(What is expected): Scan the lines below and report each one containing "ارتباطات" by copying it.
===== Supplied data
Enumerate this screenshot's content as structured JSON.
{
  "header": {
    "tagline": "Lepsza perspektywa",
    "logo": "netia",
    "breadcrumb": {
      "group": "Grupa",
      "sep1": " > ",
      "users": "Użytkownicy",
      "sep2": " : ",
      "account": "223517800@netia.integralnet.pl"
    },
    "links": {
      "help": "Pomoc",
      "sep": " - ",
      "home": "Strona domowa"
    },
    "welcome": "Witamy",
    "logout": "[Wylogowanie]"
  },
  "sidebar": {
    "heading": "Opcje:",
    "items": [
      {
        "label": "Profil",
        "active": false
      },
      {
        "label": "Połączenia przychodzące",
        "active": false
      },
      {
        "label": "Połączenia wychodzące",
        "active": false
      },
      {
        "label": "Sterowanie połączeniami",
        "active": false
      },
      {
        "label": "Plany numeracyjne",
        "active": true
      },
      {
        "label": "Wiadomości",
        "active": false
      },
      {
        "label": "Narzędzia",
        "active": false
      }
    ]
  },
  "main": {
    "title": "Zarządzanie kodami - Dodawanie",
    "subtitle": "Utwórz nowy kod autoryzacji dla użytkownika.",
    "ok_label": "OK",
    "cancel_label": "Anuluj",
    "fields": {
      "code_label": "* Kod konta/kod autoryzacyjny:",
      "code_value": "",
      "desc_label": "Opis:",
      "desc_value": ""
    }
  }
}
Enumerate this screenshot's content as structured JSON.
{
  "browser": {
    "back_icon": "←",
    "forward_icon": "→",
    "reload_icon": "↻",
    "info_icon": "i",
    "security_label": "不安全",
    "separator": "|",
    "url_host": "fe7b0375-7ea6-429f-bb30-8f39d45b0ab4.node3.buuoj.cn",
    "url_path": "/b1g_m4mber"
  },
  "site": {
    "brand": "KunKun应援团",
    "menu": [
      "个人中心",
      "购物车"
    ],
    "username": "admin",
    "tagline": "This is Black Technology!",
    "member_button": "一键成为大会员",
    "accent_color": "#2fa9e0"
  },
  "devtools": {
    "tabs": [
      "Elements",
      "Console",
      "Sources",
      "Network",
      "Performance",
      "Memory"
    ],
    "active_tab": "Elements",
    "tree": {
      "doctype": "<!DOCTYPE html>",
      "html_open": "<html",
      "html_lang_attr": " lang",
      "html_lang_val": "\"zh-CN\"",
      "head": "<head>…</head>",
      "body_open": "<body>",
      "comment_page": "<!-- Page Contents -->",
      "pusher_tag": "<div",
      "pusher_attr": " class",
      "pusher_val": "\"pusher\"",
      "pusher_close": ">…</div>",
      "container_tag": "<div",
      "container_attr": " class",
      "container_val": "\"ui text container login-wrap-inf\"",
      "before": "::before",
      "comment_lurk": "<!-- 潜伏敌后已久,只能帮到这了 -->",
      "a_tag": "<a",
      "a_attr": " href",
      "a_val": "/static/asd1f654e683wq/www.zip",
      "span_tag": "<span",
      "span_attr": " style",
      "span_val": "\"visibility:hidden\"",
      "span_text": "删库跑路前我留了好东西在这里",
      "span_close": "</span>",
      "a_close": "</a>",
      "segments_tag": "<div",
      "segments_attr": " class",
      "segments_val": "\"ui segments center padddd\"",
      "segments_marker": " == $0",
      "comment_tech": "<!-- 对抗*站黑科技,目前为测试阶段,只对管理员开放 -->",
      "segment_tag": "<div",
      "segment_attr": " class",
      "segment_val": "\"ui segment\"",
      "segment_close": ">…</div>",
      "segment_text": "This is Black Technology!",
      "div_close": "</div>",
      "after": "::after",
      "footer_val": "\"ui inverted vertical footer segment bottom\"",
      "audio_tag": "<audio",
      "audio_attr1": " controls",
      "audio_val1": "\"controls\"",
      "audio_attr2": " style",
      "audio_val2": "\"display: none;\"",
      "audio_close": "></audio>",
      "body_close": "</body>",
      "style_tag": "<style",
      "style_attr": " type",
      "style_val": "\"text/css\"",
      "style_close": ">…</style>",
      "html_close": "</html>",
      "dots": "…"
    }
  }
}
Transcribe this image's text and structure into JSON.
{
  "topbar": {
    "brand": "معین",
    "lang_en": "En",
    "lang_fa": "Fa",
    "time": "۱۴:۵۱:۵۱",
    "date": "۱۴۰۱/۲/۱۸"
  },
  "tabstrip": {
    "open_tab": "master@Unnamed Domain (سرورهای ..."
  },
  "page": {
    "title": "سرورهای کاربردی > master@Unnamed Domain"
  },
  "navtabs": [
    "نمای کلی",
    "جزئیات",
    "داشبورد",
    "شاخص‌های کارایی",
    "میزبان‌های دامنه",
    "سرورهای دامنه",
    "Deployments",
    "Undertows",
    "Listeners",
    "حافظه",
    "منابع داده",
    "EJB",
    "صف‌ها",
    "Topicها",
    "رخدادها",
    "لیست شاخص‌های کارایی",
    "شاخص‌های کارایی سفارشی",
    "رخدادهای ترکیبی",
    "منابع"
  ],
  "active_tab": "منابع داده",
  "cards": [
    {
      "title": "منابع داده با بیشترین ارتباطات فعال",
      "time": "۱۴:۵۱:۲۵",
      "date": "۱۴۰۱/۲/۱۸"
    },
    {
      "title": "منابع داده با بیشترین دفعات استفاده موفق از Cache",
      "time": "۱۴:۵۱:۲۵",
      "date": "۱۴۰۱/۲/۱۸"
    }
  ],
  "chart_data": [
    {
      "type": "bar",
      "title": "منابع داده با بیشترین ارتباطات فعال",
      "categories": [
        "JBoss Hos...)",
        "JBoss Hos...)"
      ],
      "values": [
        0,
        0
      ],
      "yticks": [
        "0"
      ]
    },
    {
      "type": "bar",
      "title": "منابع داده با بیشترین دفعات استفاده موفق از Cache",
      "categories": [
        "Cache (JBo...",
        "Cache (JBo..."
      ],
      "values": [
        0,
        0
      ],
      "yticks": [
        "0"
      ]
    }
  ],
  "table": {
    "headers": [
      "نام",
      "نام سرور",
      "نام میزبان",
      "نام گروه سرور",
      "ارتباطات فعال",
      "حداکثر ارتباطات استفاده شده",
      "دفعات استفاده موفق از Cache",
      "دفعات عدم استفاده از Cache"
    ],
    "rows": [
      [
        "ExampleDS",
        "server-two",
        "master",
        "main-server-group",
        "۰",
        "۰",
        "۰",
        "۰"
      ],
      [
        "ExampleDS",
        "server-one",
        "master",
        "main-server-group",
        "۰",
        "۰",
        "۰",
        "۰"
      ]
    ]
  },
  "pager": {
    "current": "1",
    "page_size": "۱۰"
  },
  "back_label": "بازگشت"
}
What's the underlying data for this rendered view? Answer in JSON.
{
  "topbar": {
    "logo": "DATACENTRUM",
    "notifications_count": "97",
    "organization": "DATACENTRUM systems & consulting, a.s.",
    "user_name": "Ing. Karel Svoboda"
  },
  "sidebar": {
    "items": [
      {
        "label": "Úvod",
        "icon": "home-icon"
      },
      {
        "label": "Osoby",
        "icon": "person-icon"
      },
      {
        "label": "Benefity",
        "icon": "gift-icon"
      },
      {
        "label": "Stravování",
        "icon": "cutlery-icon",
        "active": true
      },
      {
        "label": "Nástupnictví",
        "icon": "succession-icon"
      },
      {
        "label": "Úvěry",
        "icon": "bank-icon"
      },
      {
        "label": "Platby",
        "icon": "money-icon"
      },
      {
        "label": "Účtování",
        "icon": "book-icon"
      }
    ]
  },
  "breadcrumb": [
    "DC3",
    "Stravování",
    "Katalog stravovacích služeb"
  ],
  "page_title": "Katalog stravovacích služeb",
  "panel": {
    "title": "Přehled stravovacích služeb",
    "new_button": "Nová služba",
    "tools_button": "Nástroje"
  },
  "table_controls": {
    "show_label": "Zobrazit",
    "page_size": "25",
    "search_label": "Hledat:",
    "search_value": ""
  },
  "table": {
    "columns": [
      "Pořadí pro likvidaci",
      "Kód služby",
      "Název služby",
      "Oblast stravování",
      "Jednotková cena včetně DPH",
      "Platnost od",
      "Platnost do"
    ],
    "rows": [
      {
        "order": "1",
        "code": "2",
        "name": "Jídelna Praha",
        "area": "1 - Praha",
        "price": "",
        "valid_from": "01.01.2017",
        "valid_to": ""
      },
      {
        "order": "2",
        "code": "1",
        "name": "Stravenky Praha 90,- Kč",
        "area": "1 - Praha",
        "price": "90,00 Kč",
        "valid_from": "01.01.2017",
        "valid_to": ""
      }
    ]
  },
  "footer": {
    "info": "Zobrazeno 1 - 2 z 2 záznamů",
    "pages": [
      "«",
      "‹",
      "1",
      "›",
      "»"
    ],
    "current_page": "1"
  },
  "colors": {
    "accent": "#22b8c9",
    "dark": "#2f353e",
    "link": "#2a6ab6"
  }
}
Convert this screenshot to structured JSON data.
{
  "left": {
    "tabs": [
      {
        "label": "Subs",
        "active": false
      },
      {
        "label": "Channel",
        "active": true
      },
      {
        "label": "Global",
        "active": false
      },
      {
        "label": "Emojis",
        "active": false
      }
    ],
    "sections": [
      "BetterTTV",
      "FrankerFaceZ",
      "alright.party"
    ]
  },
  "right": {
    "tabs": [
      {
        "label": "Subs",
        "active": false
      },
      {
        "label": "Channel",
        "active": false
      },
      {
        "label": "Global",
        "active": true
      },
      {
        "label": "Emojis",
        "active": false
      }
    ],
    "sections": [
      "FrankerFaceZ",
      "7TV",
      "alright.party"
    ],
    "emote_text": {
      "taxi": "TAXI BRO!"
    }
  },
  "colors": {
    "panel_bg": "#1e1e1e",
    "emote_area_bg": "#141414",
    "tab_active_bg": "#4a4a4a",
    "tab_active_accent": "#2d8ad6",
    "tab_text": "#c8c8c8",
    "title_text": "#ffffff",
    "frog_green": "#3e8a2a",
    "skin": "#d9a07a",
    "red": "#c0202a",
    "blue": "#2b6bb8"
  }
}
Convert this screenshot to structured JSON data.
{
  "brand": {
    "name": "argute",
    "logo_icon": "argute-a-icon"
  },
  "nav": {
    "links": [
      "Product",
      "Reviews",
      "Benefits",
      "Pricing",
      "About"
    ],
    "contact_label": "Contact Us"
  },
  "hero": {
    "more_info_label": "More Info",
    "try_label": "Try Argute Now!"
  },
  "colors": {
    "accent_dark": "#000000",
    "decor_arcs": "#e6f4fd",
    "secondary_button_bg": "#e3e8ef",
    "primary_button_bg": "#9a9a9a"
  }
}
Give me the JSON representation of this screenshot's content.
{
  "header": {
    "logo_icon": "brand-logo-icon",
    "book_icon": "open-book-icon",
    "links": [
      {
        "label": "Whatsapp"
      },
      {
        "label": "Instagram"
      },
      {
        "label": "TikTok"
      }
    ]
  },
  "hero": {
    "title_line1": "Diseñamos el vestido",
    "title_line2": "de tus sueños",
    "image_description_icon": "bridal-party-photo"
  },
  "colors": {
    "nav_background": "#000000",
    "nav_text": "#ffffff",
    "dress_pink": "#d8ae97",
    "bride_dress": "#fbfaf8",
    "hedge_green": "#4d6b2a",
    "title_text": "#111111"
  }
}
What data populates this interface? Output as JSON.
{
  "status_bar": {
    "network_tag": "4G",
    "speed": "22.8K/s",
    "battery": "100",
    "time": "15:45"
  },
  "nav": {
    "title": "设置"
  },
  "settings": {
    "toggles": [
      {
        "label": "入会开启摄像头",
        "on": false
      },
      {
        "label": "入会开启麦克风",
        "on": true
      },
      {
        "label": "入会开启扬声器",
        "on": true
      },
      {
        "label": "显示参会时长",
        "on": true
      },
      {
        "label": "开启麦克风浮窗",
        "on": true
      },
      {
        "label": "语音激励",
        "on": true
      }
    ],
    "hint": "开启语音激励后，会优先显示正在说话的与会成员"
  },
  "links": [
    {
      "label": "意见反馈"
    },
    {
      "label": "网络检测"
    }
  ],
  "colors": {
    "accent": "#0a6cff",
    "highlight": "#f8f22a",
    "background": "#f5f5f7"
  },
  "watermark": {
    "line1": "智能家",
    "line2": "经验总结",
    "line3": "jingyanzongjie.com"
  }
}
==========
(Result of the task):
      "title": "منابع داده با بیشترین ارتباطات فعال",
      "title": "منابع داده با بیشترین ارتباطات فعال",
      "ارتباطات فعال",
      "حداکثر ارتباطات استفاده شده",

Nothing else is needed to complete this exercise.